Additives that "clean" the engine:

Many oil additives claim to clean sludge and other undesirable materials from the engine. There are also additives that prevent oil from foaming and decrease oxidation. These products promote a long life and higher performance due to the engine being cleaner and reducing friction from abrasives that are removed by the additives. The thing about these additives is that most quality motor oils already contain many of them. Adding more probably won't add any benefit, so it might better to save your money and pass on them.

Additives that "coat" the engine:

Some additives advertise that they coat and protect the engine in a way that even if the engine lost all its oil, it will still continue to run. The claim is that these additives cling to the parts and form a protective barrier. If you have a car that chronically loses a lot of oil, you may find this kind of product desirable because it could buy you some time if your car suddenly runs dry. There is no proof that these products protect the engine this way and running your car without oil can be disastrous. If you have a large oil leak, or any other condition where you are consuming a lot of oil, then have your engine repaired instead.

Additives that improve viscosity and stop leaks:

You may be considering an additive that thickens the oil or "restores" gaskets to solve your oil loss problems. The theory behind oil thickening additives is that thicker oils will have a harder time passing through worn rings into the combustion chamber or through leaky gaskets. Additives that are designed to stop leaks mostly do so by swelling the gaskets. In some cases, the additives may actually work, but only temporarily and could damage gaskets further. You will still need to have your engine or gaskets repaired eventually.

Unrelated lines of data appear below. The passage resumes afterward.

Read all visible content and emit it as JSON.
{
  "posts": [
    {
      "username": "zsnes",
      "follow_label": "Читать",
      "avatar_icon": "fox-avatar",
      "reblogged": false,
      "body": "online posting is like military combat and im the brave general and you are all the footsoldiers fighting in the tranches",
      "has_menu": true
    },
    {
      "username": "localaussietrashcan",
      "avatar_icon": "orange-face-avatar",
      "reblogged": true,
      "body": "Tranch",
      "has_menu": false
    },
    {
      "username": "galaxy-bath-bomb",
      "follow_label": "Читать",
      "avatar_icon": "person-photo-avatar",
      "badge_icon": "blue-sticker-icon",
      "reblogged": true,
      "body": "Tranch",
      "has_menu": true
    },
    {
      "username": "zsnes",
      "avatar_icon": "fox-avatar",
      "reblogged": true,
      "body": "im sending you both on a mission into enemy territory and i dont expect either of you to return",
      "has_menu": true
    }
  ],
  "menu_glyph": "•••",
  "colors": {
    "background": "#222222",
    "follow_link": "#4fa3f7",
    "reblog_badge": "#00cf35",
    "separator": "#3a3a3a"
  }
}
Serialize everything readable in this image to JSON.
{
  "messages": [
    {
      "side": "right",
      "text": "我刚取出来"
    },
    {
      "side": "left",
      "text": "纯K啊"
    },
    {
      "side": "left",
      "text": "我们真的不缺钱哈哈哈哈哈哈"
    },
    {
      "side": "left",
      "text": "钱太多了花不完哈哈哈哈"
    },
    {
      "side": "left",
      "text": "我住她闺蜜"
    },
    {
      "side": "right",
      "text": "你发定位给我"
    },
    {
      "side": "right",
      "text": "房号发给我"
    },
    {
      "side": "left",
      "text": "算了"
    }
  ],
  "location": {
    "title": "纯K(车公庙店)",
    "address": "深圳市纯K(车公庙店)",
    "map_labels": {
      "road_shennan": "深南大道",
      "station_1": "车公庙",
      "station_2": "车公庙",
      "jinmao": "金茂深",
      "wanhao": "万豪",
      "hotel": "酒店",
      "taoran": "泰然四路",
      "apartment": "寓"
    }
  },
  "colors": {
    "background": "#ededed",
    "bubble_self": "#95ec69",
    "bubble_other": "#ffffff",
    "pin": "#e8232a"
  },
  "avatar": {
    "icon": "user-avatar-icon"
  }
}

When it comes to oil additives, it may be better to save your money instead of buying them. All the additives you need should already be present in the oil you get during your oil change. Talk to your oil change technician to see what kinds of oils work best for your car. If you are having a problem where you car is losing or consuming large amounts of oil, have your car repaired instead.